Epistemic status: just a half-baked idea, which ought to be developed into something more complete, but since I’m probably not going to do that anytime soon I figured I’d publish it now just to get it out there.
Consider a statement such as (1) below.
(1) Cats are animals.
I’m used to interpreting statements such as (1) using a certain method which I’m going to call the “truth-functional method”. Its key characteristic is, as suggested by the name, that statements are supposed to be interpreted as truth functions, so that a hypothetical being which knew everything (had perfect information) would be able to assign a truth value—true or false—to every statement. There are two problems which prevent truth values being assigned straightforwardly to statements in practice.
The first is that nobody has perfect information. There is always some uncertainty of the sort which I’m going to call “truth-uncertainty”. Therefore, it’s often (or maybe even always) impossible to determine a statement’s truth value exactly. All one can do is have a “degree of belief” in the statement, though this degree of belief may be meaningfully said to be “close to truth” or “close to falsth1” or equally far from both. People disagree about how exactly degrees of belief should be thought about, but there’s a very influential school of thought (the Bayesian school of thought) which holds that degrees of belief are best thought about as probabilities, obeying the laws of probability theory. So, for a given statement and a given amount of available information, the goal for somebody practising the truth-functional method is to assign a degree of belief to the statement. At least inside the Bayesian school, there has been a lot of thought about how this process should work, so that truth-uncertainty is the relatively well-understood sort of uncertainty.
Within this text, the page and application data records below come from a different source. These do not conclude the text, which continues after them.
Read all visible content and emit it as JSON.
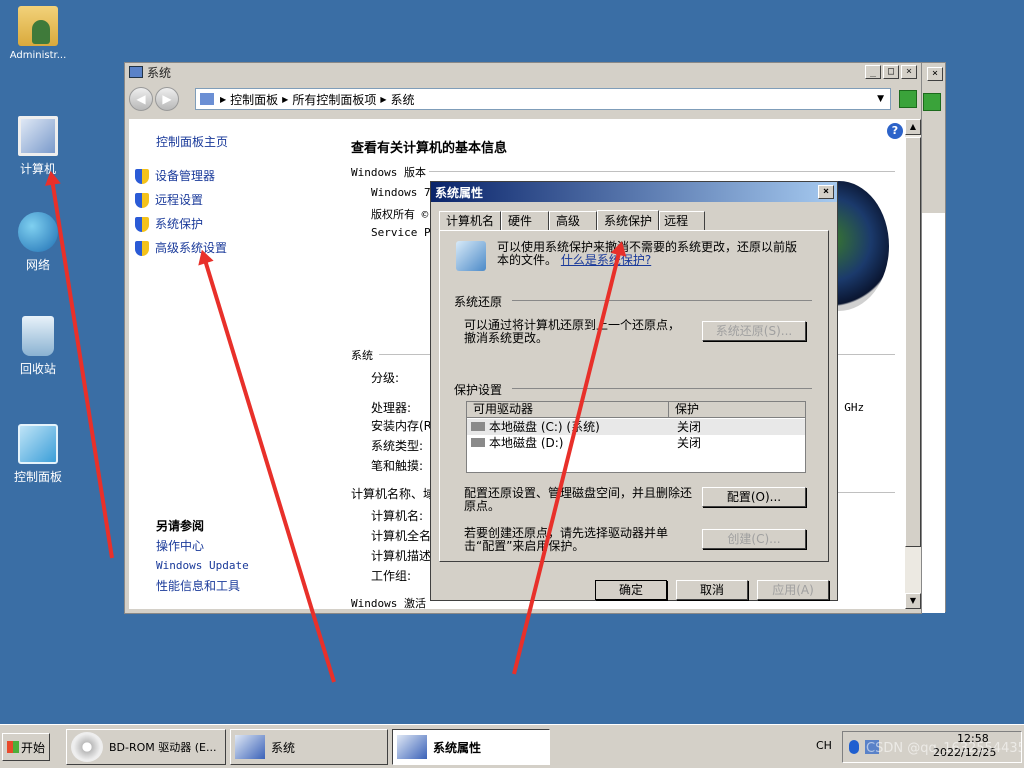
{
  "desktop": {
    "icons": [
      {
        "label": "Administr..."
      },
      {
        "label": "计算机"
      },
      {
        "label": "网络"
      },
      {
        "label": "回收站"
      },
      {
        "label": "控制面板"
      }
    ]
  },
  "main_window": {
    "title": "系统",
    "breadcrumb": [
      "控制面板",
      "所有控制面板项",
      "系统"
    ],
    "sidebar": {
      "home": "控制面板主页",
      "items": [
        "设备管理器",
        "远程设置",
        "系统保护",
        "高级系统设置"
      ],
      "see_also_title": "另请参阅",
      "see_also": [
        "操作中心",
        "Windows Update",
        "性能信息和工具"
      ]
    },
    "content": {
      "heading": "查看有关计算机的基本信息",
      "edition_title": "Windows 版本",
      "edition_rows": [
        "Windows 7",
        "版权所有 ©",
        "Service Pa"
      ],
      "system_title": "系统",
      "system_rows": [
        "分级:",
        "处理器:",
        "安装内存(R",
        "系统类型:",
        "笔和触摸:"
      ],
      "ghz": "0 GHz",
      "computer_title": "计算机名称、域",
      "computer_rows": [
        "计算机名:",
        "计算机全名",
        "计算机描述",
        "工作组:"
      ],
      "activation_title": "Windows 激活"
    }
  },
  "dialog": {
    "title": "系统属性",
    "tabs": [
      "计算机名",
      "硬件",
      "高级",
      "系统保护",
      "远程"
    ],
    "active_tab": "系统保护",
    "intro": "可以使用系统保护来撤消不需要的系统更改，还原以前版本的文件。",
    "intro_link": "什么是系统保护?",
    "restore_title": "系统还原",
    "restore_text": "可以通过将计算机还原到上一个还原点，撤消系统更改。",
    "restore_button": "系统还原(S)...",
    "protection_title": "保护设置",
    "table_headers": [
      "可用驱动器",
      "保护"
    ],
    "drives": [
      {
        "name": "本地磁盘 (C:) (系统)",
        "protection": "关闭"
      },
      {
        "name": "本地磁盘 (D:)",
        "protection": "关闭"
      }
    ],
    "config_text": "配置还原设置、管理磁盘空间，并且删除还原点。",
    "config_button": "配置(O)...",
    "create_text": "若要创建还原点，请先选择驱动器并单击“配置”来启用保护。",
    "create_button": "创建(C)...",
    "ok": "确定",
    "cancel": "取消",
    "apply": "应用(A)"
  },
  "taskbar": {
    "start": "开始",
    "tasks": [
      {
        "label": "BD-ROM 驱动器 (E..."
      },
      {
        "label": "系统"
      },
      {
        "label": "系统属性"
      }
    ],
    "ime": "CH",
    "time": "12:58",
    "date": "2022/12/25"
  },
  "watermark": "CSDN @qq_1632554435",
  "colors": {
    "desktop": "#3a6ea5",
    "arrow": "#e8302a",
    "link": "#1a3a9a"
  }
}
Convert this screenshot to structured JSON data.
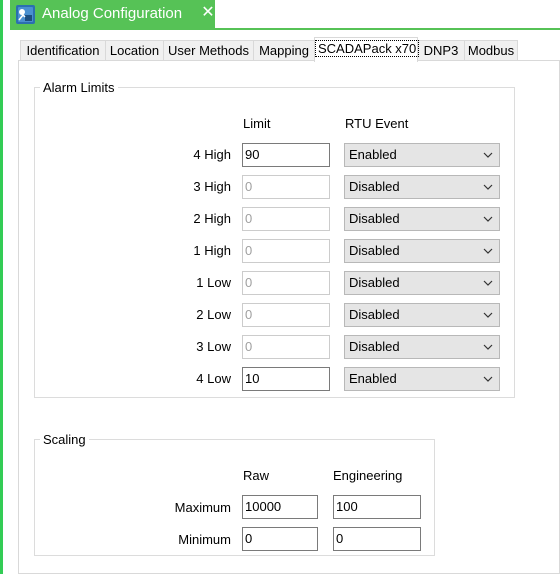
{
  "window": {
    "title": "Analog Configuration",
    "close_glyph": "✕",
    "accent_color": "#56c256"
  },
  "tabs": [
    {
      "label": "Identification",
      "active": false
    },
    {
      "label": "Location",
      "active": false
    },
    {
      "label": "User Methods",
      "active": false
    },
    {
      "label": "Mapping",
      "active": false
    },
    {
      "label": "SCADAPack x70",
      "active": true
    },
    {
      "label": "DNP3",
      "active": false
    },
    {
      "label": "Modbus",
      "active": false
    }
  ],
  "alarm_limits": {
    "title": "Alarm Limits",
    "col_limit": "Limit",
    "col_event": "RTU Event",
    "rows": [
      {
        "label": "4 High",
        "limit": "90",
        "limit_enabled": true,
        "event": "Enabled"
      },
      {
        "label": "3 High",
        "limit": "0",
        "limit_enabled": false,
        "event": "Disabled"
      },
      {
        "label": "2 High",
        "limit": "0",
        "limit_enabled": false,
        "event": "Disabled"
      },
      {
        "label": "1 High",
        "limit": "0",
        "limit_enabled": false,
        "event": "Disabled"
      },
      {
        "label": "1 Low",
        "limit": "0",
        "limit_enabled": false,
        "event": "Disabled"
      },
      {
        "label": "2 Low",
        "limit": "0",
        "limit_enabled": false,
        "event": "Disabled"
      },
      {
        "label": "3 Low",
        "limit": "0",
        "limit_enabled": false,
        "event": "Disabled"
      },
      {
        "label": "4 Low",
        "limit": "10",
        "limit_enabled": true,
        "event": "Enabled"
      }
    ]
  },
  "scaling": {
    "title": "Scaling",
    "col_raw": "Raw",
    "col_eng": "Engineering",
    "rows": [
      {
        "label": "Maximum",
        "raw": "10000",
        "eng": "100"
      },
      {
        "label": "Minimum",
        "raw": "0",
        "eng": "0"
      }
    ]
  }
}
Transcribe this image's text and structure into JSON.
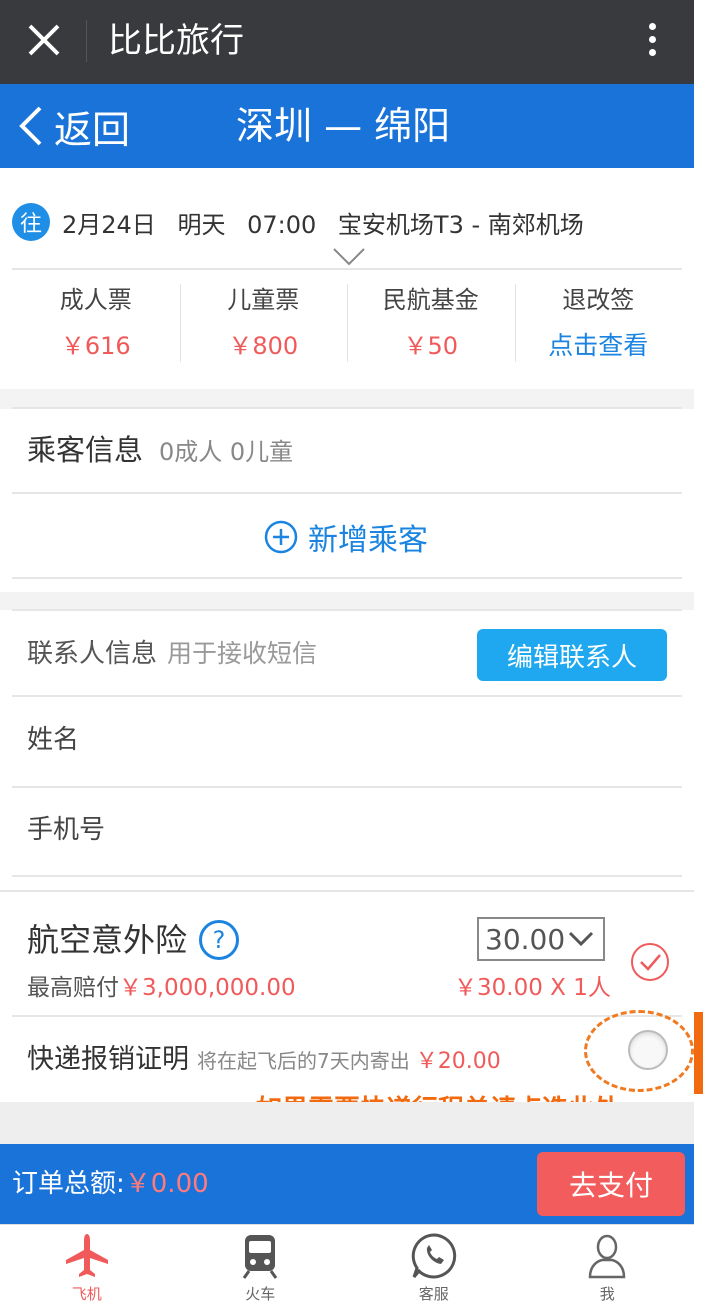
{
  "wechat": {
    "title": "比比旅行"
  },
  "nav": {
    "back_label": "返回",
    "route": "深圳 — 绵阳"
  },
  "flight": {
    "badge": "往",
    "date": "2月24日",
    "day": "明天",
    "time": "07:00",
    "airports": "宝安机场T3 - 南郊机场"
  },
  "fares": [
    {
      "label": "成人票",
      "value": "￥616"
    },
    {
      "label": "儿童票",
      "value": "￥800"
    },
    {
      "label": "民航基金",
      "value": "￥50"
    },
    {
      "label": "退改签",
      "value": "点击查看"
    }
  ],
  "passenger": {
    "title": "乘客信息",
    "count": "0成人  0儿童",
    "add_label": "新增乘客"
  },
  "contact": {
    "title": "联系人信息",
    "subtitle": "用于接收短信",
    "edit_label": "编辑联系人",
    "name_label": "姓名",
    "phone_label": "手机号"
  },
  "insurance": {
    "title": "航空意外险",
    "help": "?",
    "selected": "30.00",
    "max_label": "最高赔付",
    "max_value": "￥3,000,000.00",
    "price": "￥30.00 X 1人"
  },
  "express": {
    "title": "快递报销证明",
    "subtitle": "将在起飞后的7天内寄出",
    "price": "￥20.00",
    "hint": "如果需要快递行程单请点选此处"
  },
  "total": {
    "label": "订单总额:",
    "value": "￥0.00",
    "pay_label": "去支付"
  },
  "tabs": [
    {
      "label": "飞机",
      "icon": "plane-icon",
      "active": true
    },
    {
      "label": "火车",
      "icon": "train-icon"
    },
    {
      "label": "客服",
      "icon": "customer-service-icon"
    },
    {
      "label": "我",
      "icon": "user-icon"
    }
  ],
  "colors": {
    "nav_blue": "#1a73d9",
    "price_red": "#f05a5a",
    "link_blue": "#1a84e0",
    "hint_orange": "#f26a10"
  }
}
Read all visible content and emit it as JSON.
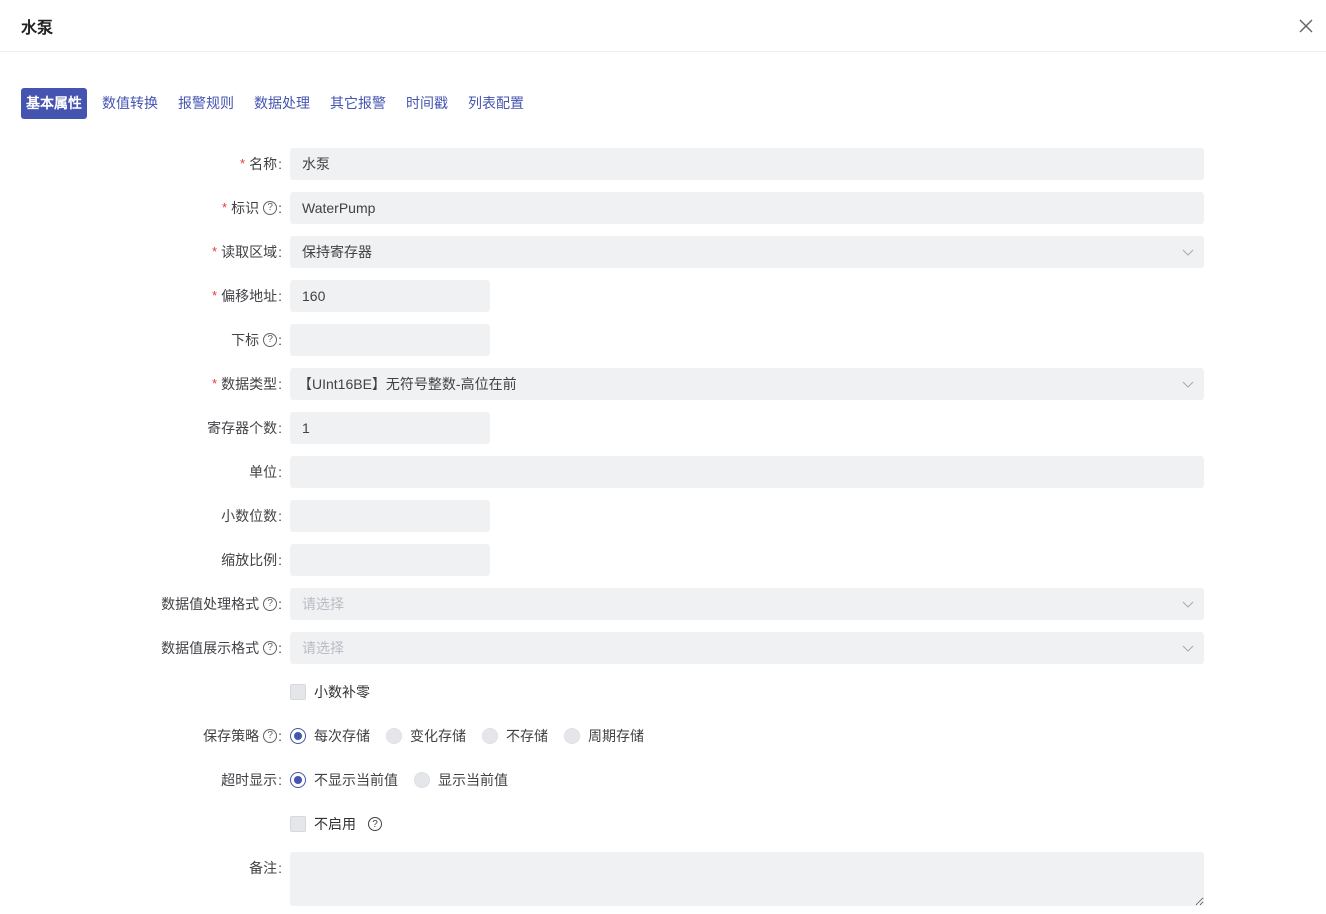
{
  "header": {
    "title": "水泵"
  },
  "tabs": [
    {
      "label": "基本属性",
      "active": true
    },
    {
      "label": "数值转换"
    },
    {
      "label": "报警规则"
    },
    {
      "label": "数据处理"
    },
    {
      "label": "其它报警"
    },
    {
      "label": "时间戳"
    },
    {
      "label": "列表配置"
    }
  ],
  "form": {
    "name": {
      "label": "名称",
      "value": "水泵"
    },
    "identifier": {
      "label": "标识",
      "value": "WaterPump"
    },
    "read_area": {
      "label": "读取区域",
      "value": "保持寄存器"
    },
    "offset": {
      "label": "偏移地址",
      "value": "160"
    },
    "index": {
      "label": "下标",
      "value": ""
    },
    "data_type": {
      "label": "数据类型",
      "value": "【UInt16BE】无符号整数-高位在前"
    },
    "register_count": {
      "label": "寄存器个数",
      "value": "1"
    },
    "unit": {
      "label": "单位",
      "value": ""
    },
    "decimals": {
      "label": "小数位数",
      "value": ""
    },
    "scale": {
      "label": "缩放比例",
      "value": ""
    },
    "process_format": {
      "label": "数据值处理格式",
      "placeholder": "请选择"
    },
    "display_format": {
      "label": "数据值展示格式",
      "placeholder": "请选择"
    },
    "zero_pad": {
      "label": "小数补零"
    },
    "save_strategy": {
      "label": "保存策略",
      "options": [
        "每次存储",
        "变化存储",
        "不存储",
        "周期存储"
      ]
    },
    "timeout_display": {
      "label": "超时显示",
      "options": [
        "不显示当前值",
        "显示当前值"
      ]
    },
    "disable": {
      "label": "不启用"
    },
    "remark": {
      "label": "备注",
      "value": ""
    }
  },
  "colors": {
    "accent": "#4554b0",
    "required": "#e53935",
    "input_bg": "#f0f1f3"
  }
}
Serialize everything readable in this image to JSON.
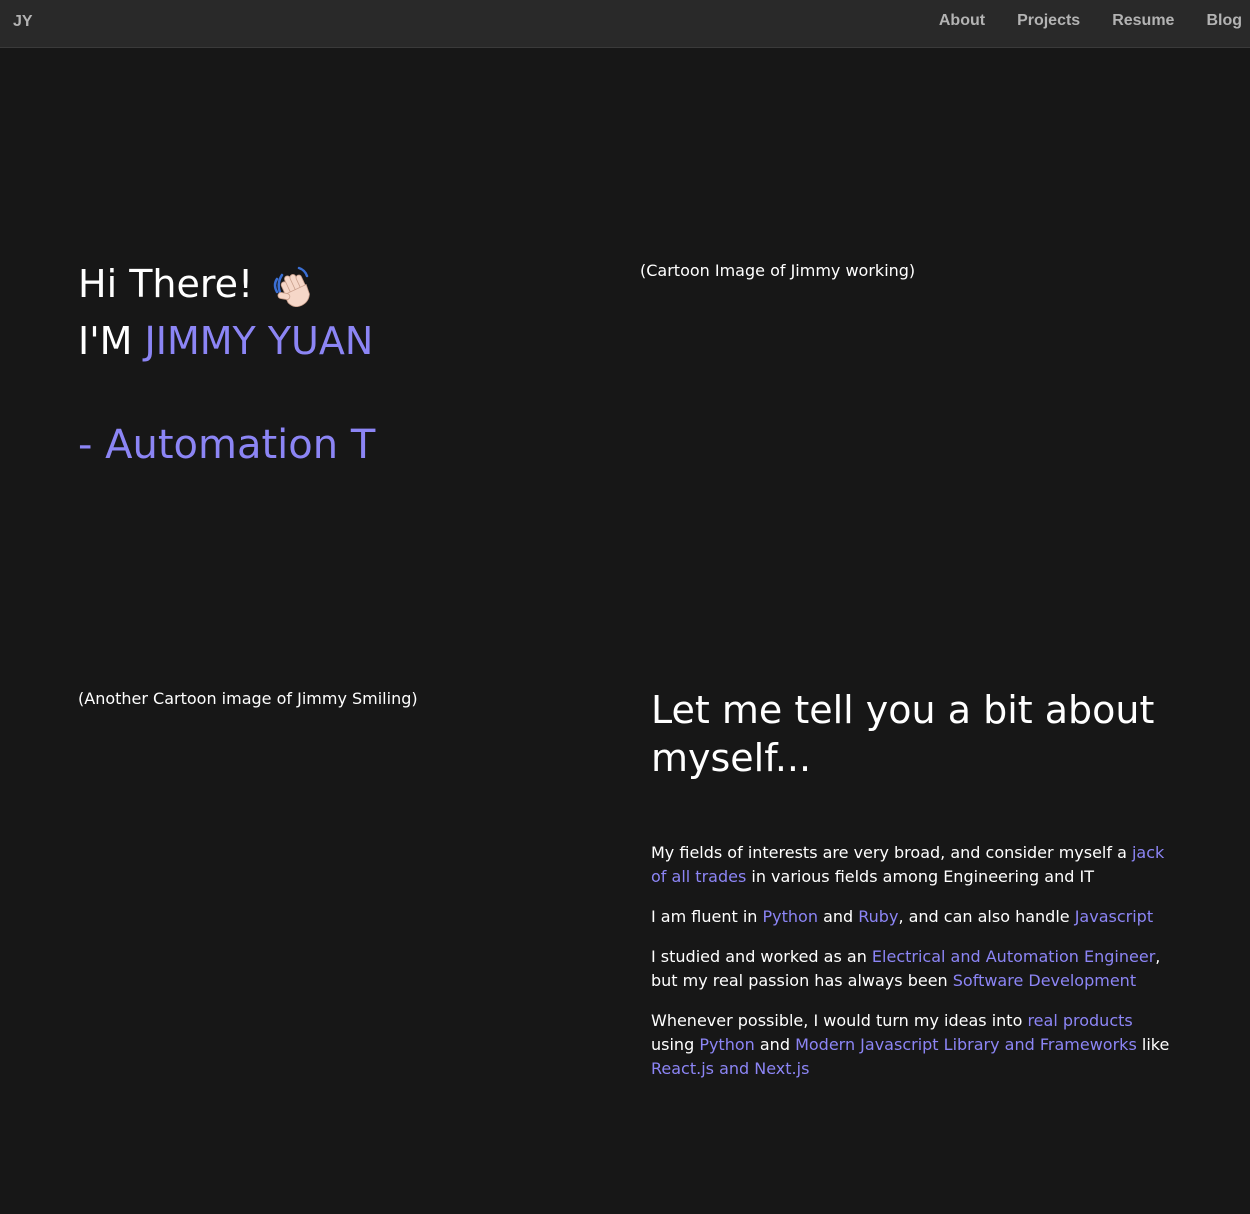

But there’s a second problem, which is that often (maybe even always) it’s unclear exactly what the statement means. To be more exact (the preceding sentence was an exemplification of itself), when you hear a statement, it’s often unclear exactly which truth function the statement is supposed to be interpreted as; and depended on which truth function it’s interpreted as, the degree of belief you assign to it will be different. This is the problem of meaning-uncertainty, and it seems to be rather less well-understood. Indeed, it’s probably not conventional to think about it as an uncertainty problem at all in the same way as truth-uncertainty. In the aforementioned scenario where you hear the statement carrying the meaning-uncertainty being made by somebody else, the typical reponse is to ask the statement-maker to clarify exactly what they mean (to operationalize, to use the technical term). There is of course an implicit assumption here that the statement-maker will always have a unique truth-function in their mind when they make their statement; meaning-uncertainty is a problem that exists only on the receiving end, due to imperfect linguistic encoding. If the statement-maker doesn’t have a unique truth function in mind, and they don’t care to invent one, then their statement is taken as content-free, and not engaged with.
I wonder if this is the right approach. My experience is that meaning-uncertainty exists not only on the recieving end, but also very much on the sending end too; I very often find myself saying things but not knowing quite what I would mean by them, but nevertheless feeling that they ought to be said, that making these statements does somehow contribute to the truth-seeking process. Now I could just be motivatedly deluded about the value of my utterances, but let’s run with the thought. One thing that makes me particularly inclined towards this stance is that sometimes I find myself resisting operationalizing my statements, like there’s something crucial being lost when I operationalize and restrict myself to just one truth function. If you draw the analogy with truth-uncertainty, operationalization is like just saying whether a statement is true or false, rather than giving the degree of belief. Now one of the great virtues of the Bayesian school of thought (although it would be shared by any similarly well-developed school of thought on what degrees of belief are exactly) is arguably that, by making it more clear exactly what degrees of belief are, it seems to make people a lot more comfortable with thinking about degrees of belief rather than just true vs. false, and thus dealing with truth-uncertainty. Perhaps, then, what’s needed is some sort of well-developed concept of “meaning distributions”, analogous to degrees of belief, that will allow everybody to get comfortable dealing with meaning-uncertainty. Or perhaps this analogy is a bad one; that’s a possibility.
Aside 1. Just as truth-uncertainty almost always exists to some degree, I’m fairly sure meaning-uncertainty almost always exists to some degree; operationalization is never entirely completely done. There’s a lot of meaning-uncertainty in statement (1), for example, and it doesn’t seem to completely go away no matter how much you operationalize.
Aside 2. The concept of meaning-uncertainty doesn’t seem to be as necessarily tied up with the truth-functional model to me as that of truth-uncertainty; one can imagine statements being modelled as some other sort of thing, but you’d still have to deal with exactly which example of the other sort of thing any given statement was, so there’d still be meaning-uncertainty of a sort. For example, even if you don’t see ought-statements as truth-functional, as opposed to is-statements, you can still talk about the meaning-uncertainty of an ought-statement, if not its truth-uncertainty.
Aside 3. Another way of dealing with meaning-uncertainty might be to go around the problem, and interpret statements using something other than the truth-functional method.
^ I’m inventing this word by analogy with “truth” because I get fed up with always having to decide whether to use “falsehood” or “falsity”.